> _DATA SECTION_
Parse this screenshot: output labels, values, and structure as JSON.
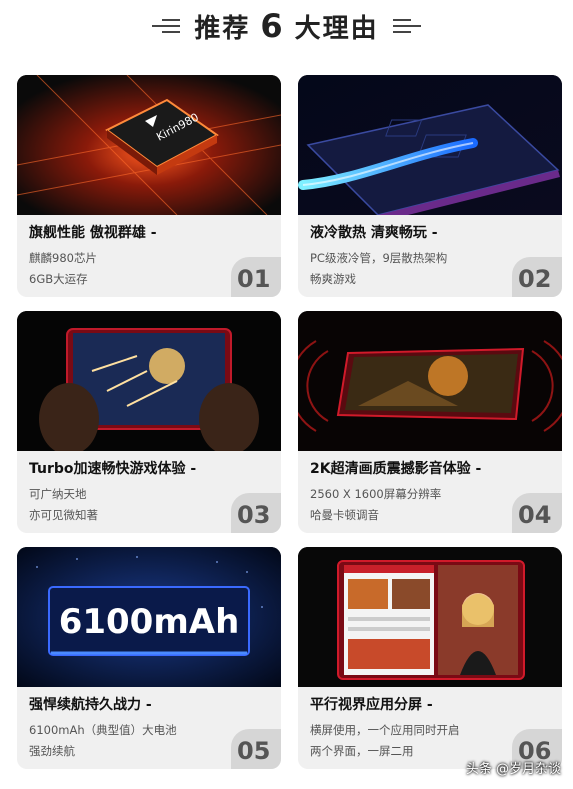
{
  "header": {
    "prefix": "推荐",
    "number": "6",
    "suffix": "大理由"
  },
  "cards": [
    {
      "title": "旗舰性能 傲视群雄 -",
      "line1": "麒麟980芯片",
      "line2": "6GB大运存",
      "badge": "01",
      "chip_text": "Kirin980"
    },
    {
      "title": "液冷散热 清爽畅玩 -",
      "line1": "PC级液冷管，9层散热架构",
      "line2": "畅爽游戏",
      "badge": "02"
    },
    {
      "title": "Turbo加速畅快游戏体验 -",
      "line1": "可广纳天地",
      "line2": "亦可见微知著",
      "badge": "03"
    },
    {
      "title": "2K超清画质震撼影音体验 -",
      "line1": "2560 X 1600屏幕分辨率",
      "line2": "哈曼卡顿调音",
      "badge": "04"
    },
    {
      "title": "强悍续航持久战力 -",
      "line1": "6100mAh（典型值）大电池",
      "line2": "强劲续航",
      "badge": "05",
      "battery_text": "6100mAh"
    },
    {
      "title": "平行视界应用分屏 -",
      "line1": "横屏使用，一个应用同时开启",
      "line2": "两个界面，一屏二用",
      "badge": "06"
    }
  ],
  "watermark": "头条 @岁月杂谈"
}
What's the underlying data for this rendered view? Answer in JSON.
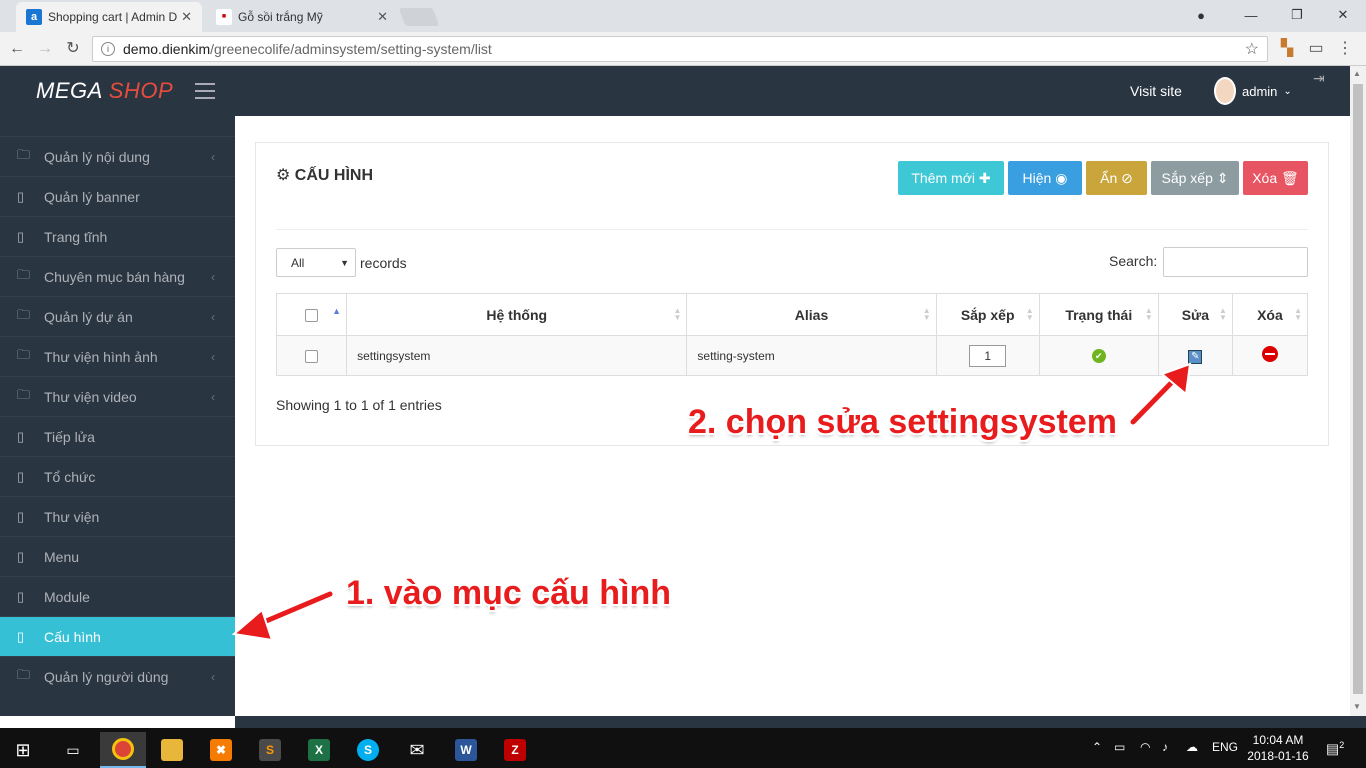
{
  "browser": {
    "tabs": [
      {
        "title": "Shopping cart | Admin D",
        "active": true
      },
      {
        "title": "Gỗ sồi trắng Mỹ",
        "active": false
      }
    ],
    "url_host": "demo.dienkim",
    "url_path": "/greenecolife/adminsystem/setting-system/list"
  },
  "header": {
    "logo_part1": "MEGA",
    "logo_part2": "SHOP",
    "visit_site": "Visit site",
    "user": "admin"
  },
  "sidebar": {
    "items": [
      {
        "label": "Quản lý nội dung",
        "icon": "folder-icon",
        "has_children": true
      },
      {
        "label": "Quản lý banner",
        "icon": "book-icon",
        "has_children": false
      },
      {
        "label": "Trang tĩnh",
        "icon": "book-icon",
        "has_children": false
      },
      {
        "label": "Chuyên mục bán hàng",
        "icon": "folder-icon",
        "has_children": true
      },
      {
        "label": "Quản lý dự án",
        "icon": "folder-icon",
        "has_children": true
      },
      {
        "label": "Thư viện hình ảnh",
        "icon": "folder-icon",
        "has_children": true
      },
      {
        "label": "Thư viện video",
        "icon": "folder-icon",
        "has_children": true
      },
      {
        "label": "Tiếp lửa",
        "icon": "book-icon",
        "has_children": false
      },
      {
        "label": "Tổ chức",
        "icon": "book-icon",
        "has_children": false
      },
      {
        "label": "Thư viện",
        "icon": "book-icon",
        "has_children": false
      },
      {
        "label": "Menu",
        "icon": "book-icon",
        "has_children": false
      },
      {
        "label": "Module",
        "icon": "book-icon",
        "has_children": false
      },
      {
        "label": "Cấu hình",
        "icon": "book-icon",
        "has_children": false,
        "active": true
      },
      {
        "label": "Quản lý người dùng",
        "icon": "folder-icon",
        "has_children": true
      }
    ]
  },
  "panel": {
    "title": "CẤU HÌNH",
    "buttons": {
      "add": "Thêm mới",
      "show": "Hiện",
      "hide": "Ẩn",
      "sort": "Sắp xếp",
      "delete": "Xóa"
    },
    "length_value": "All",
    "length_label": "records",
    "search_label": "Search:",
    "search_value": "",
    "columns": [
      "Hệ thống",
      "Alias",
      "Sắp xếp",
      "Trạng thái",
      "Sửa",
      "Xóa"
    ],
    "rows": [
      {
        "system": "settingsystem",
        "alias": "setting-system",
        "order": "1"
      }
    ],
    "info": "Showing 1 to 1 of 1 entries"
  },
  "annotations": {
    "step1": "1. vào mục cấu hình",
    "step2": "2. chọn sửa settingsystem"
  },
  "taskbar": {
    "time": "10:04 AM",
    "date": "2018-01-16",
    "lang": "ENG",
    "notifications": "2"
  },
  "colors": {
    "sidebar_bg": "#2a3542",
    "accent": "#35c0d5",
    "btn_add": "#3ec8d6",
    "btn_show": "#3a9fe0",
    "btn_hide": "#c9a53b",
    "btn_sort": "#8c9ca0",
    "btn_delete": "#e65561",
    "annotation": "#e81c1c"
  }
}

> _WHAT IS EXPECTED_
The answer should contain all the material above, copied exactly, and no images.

> _RESULT OF THIS EXERCISE_
Parse this screenshot: output labels, values, and structure as JSON.
{
  "header": {
    "prefix": "推荐",
    "number": "6",
    "suffix": "大理由"
  },
  "cards": [
    {
      "title": "旗舰性能 傲视群雄 -",
      "line1": "麒麟980芯片",
      "line2": "6GB大运存",
      "badge": "01",
      "chip_text": "Kirin980"
    },
    {
      "title": "液冷散热 清爽畅玩 -",
      "line1": "PC级液冷管，9层散热架构",
      "line2": "畅爽游戏",
      "badge": "02"
    },
    {
      "title": "Turbo加速畅快游戏体验 -",
      "line1": "可广纳天地",
      "line2": "亦可见微知著",
      "badge": "03"
    },
    {
      "title": "2K超清画质震撼影音体验 -",
      "line1": "2560 X 1600屏幕分辨率",
      "line2": "哈曼卡顿调音",
      "badge": "04"
    },
    {
      "title": "强悍续航持久战力 -",
      "line1": "6100mAh（典型值）大电池",
      "line2": "强劲续航",
      "badge": "05",
      "battery_text": "6100mAh"
    },
    {
      "title": "平行视界应用分屏 -",
      "line1": "横屏使用，一个应用同时开启",
      "line2": "两个界面，一屏二用",
      "badge": "06"
    }
  ],
  "watermark": "头条 @岁月杂谈"
}
What's the underlying data for this rendered view? Answer in JSON.
{
  "browser": {
    "tabs": [
      {
        "title": "Shopping cart | Admin D",
        "active": true
      },
      {
        "title": "Gỗ sồi trắng Mỹ",
        "active": false
      }
    ],
    "url_host": "demo.dienkim",
    "url_path": "/greenecolife/adminsystem/setting-system/list"
  },
  "header": {
    "logo_part1": "MEGA",
    "logo_part2": "SHOP",
    "visit_site": "Visit site",
    "user": "admin"
  },
  "sidebar": {
    "items": [
      {
        "label": "Quản lý nội dung",
        "icon": "folder-icon",
        "has_children": true
      },
      {
        "label": "Quản lý banner",
        "icon": "book-icon",
        "has_children": false
      },
      {
        "label": "Trang tĩnh",
        "icon": "book-icon",
        "has_children": false
      },
      {
        "label": "Chuyên mục bán hàng",
        "icon": "folder-icon",
        "has_children": true
      },
      {
        "label": "Quản lý dự án",
        "icon": "folder-icon",
        "has_children": true
      },
      {
        "label": "Thư viện hình ảnh",
        "icon": "folder-icon",
        "has_children": true
      },
      {
        "label": "Thư viện video",
        "icon": "folder-icon",
        "has_children": true
      },
      {
        "label": "Tiếp lửa",
        "icon": "book-icon",
        "has_children": false
      },
      {
        "label": "Tổ chức",
        "icon": "book-icon",
        "has_children": false
      },
      {
        "label": "Thư viện",
        "icon": "book-icon",
        "has_children": false
      },
      {
        "label": "Menu",
        "icon": "book-icon",
        "has_children": false
      },
      {
        "label": "Module",
        "icon": "book-icon",
        "has_children": false
      },
      {
        "label": "Cấu hình",
        "icon": "book-icon",
        "has_children": false,
        "active": true
      },
      {
        "label": "Quản lý người dùng",
        "icon": "folder-icon",
        "has_children": true
      }
    ]
  },
  "panel": {
    "title": "CẤU HÌNH",
    "buttons": {
      "add": "Thêm mới",
      "show": "Hiện",
      "hide": "Ẩn",
      "sort": "Sắp xếp",
      "delete": "Xóa"
    },
    "length_value": "All",
    "length_label": "records",
    "search_label": "Search:",
    "search_value": "",
    "columns": [
      "Hệ thống",
      "Alias",
      "Sắp xếp",
      "Trạng thái",
      "Sửa",
      "Xóa"
    ],
    "rows": [
      {
        "system": "settingsystem",
        "alias": "setting-system",
        "order": "1"
      }
    ],
    "info": "Showing 1 to 1 of 1 entries"
  },
  "annotations": {
    "step1": "1. vào mục cấu hình",
    "step2": "2. chọn sửa settingsystem"
  },
  "taskbar": {
    "time": "10:04 AM",
    "date": "2018-01-16",
    "lang": "ENG",
    "notifications": "2"
  },
  "colors": {
    "sidebar_bg": "#2a3542",
    "accent": "#35c0d5",
    "btn_add": "#3ec8d6",
    "btn_show": "#3a9fe0",
    "btn_hide": "#c9a53b",
    "btn_sort": "#8c9ca0",
    "btn_delete": "#e65561",
    "annotation": "#e81c1c"
  }
}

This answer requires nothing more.